(Records supplied):
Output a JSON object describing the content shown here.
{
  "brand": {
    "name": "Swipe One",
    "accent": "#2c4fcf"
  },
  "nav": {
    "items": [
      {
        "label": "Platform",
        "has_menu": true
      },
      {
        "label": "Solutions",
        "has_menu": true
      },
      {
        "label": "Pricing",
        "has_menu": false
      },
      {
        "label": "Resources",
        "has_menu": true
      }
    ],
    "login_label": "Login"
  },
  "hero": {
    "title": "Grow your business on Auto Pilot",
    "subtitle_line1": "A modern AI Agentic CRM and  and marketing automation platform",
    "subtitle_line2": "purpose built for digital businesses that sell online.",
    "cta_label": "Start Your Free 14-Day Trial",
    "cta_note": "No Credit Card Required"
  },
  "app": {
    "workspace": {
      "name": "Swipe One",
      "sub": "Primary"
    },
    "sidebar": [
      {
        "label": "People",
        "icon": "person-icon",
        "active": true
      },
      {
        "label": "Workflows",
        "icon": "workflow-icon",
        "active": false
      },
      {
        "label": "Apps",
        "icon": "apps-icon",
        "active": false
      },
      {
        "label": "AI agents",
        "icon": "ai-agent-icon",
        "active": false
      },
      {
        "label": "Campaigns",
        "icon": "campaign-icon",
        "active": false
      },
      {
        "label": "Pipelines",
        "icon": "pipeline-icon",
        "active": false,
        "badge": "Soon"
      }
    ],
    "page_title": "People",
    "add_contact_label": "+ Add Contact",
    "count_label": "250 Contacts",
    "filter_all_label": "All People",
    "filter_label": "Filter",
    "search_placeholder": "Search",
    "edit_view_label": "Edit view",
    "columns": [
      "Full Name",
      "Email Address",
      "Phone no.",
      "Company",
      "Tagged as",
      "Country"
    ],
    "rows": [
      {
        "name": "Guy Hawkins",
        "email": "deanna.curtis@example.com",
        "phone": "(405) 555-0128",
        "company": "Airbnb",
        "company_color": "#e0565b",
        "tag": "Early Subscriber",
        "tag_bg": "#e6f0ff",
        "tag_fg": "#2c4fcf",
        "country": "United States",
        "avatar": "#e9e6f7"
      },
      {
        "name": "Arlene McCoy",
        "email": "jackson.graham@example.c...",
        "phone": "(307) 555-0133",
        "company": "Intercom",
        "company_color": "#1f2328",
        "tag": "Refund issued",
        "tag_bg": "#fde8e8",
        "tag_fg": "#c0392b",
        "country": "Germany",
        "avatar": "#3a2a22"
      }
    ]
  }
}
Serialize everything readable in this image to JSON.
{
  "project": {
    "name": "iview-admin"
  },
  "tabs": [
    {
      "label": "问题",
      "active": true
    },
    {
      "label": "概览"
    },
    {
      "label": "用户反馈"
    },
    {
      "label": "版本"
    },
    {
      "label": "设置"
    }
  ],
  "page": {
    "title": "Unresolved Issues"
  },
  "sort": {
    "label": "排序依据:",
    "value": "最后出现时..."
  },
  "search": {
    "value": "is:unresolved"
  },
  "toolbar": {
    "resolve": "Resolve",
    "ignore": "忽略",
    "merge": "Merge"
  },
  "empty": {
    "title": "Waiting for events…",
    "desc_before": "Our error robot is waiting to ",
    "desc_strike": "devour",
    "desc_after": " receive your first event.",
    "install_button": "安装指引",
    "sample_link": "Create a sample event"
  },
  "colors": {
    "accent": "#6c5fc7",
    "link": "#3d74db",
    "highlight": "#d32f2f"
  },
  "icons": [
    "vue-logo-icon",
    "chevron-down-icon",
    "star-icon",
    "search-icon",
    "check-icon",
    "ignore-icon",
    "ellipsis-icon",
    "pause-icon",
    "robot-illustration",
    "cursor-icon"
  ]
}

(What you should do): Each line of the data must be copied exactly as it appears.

(Task answer):
Output a JSON object describing the content shown here.
{
  "brand": {
    "name": "Swipe One",
    "accent": "#2c4fcf"
  },
  "nav": {
    "items": [
      {
        "label": "Platform",
        "has_menu": true
      },
      {
        "label": "Solutions",
        "has_menu": true
      },
      {
        "label": "Pricing",
        "has_menu": false
      },
      {
        "label": "Resources",
        "has_menu": true
      }
    ],
    "login_label": "Login"
  },
  "hero": {
    "title": "Grow your business on Auto Pilot",
    "subtitle_line1": "A modern AI Agentic CRM and  and marketing automation platform",
    "subtitle_line2": "purpose built for digital businesses that sell online.",
    "cta_label": "Start Your Free 14-Day Trial",
    "cta_note": "No Credit Card Required"
  },
  "app": {
    "workspace": {
      "name": "Swipe One",
      "sub": "Primary"
    },
    "sidebar": [
      {
        "label": "People",
        "icon": "person-icon",
        "active": true
      },
      {
        "label": "Workflows",
        "icon": "workflow-icon",
        "active": false
      },
      {
        "label": "Apps",
        "icon": "apps-icon",
        "active": false
      },
      {
        "label": "AI agents",
        "icon": "ai-agent-icon",
        "active": false
      },
      {
        "label": "Campaigns",
        "icon": "campaign-icon",
        "active": false
      },
      {
        "label": "Pipelines",
        "icon": "pipeline-icon",
        "active": false,
        "badge": "Soon"
      }
    ],
    "page_title": "People",
    "add_contact_label": "+ Add Contact",
    "count_label": "250 Contacts",
    "filter_all_label": "All People",
    "filter_label": "Filter",
    "search_placeholder": "Search",
    "edit_view_label": "Edit view",
    "columns": [
      "Full Name",
      "Email Address",
      "Phone no.",
      "Company",
      "Tagged as",
      "Country"
    ],
    "rows": [
      {
        "name": "Guy Hawkins",
        "email": "deanna.curtis@example.com",
        "phone": "(405) 555-0128",
        "company": "Airbnb",
        "company_color": "#e0565b",
        "tag": "Early Subscriber",
        "tag_bg": "#e6f0ff",
        "tag_fg": "#2c4fcf",
        "country": "United States",
        "avatar": "#e9e6f7"
      },
      {
        "name": "Arlene McCoy",
        "email": "jackson.graham@example.c...",
        "phone": "(307) 555-0133",
        "company": "Intercom",
        "company_color": "#1f2328",
        "tag": "Refund issued",
        "tag_bg": "#fde8e8",
        "tag_fg": "#c0392b",
        "country": "Germany",
        "avatar": "#3a2a22"
      }
    ]
  }
}
Serialize everything readable in this image to JSON.
{
  "project": {
    "name": "iview-admin"
  },
  "tabs": [
    {
      "label": "问题",
      "active": true
    },
    {
      "label": "概览"
    },
    {
      "label": "用户反馈"
    },
    {
      "label": "版本"
    },
    {
      "label": "设置"
    }
  ],
  "page": {
    "title": "Unresolved Issues"
  },
  "sort": {
    "label": "排序依据:",
    "value": "最后出现时..."
  },
  "search": {
    "value": "is:unresolved"
  },
  "toolbar": {
    "resolve": "Resolve",
    "ignore": "忽略",
    "merge": "Merge"
  },
  "empty": {
    "title": "Waiting for events…",
    "desc_before": "Our error robot is waiting to ",
    "desc_strike": "devour",
    "desc_after": " receive your first event.",
    "install_button": "安装指引",
    "sample_link": "Create a sample event"
  },
  "colors": {
    "accent": "#6c5fc7",
    "link": "#3d74db",
    "highlight": "#d32f2f"
  },
  "icons": [
    "vue-logo-icon",
    "chevron-down-icon",
    "star-icon",
    "search-icon",
    "check-icon",
    "ignore-icon",
    "ellipsis-icon",
    "pause-icon",
    "robot-illustration",
    "cursor-icon"
  ]
}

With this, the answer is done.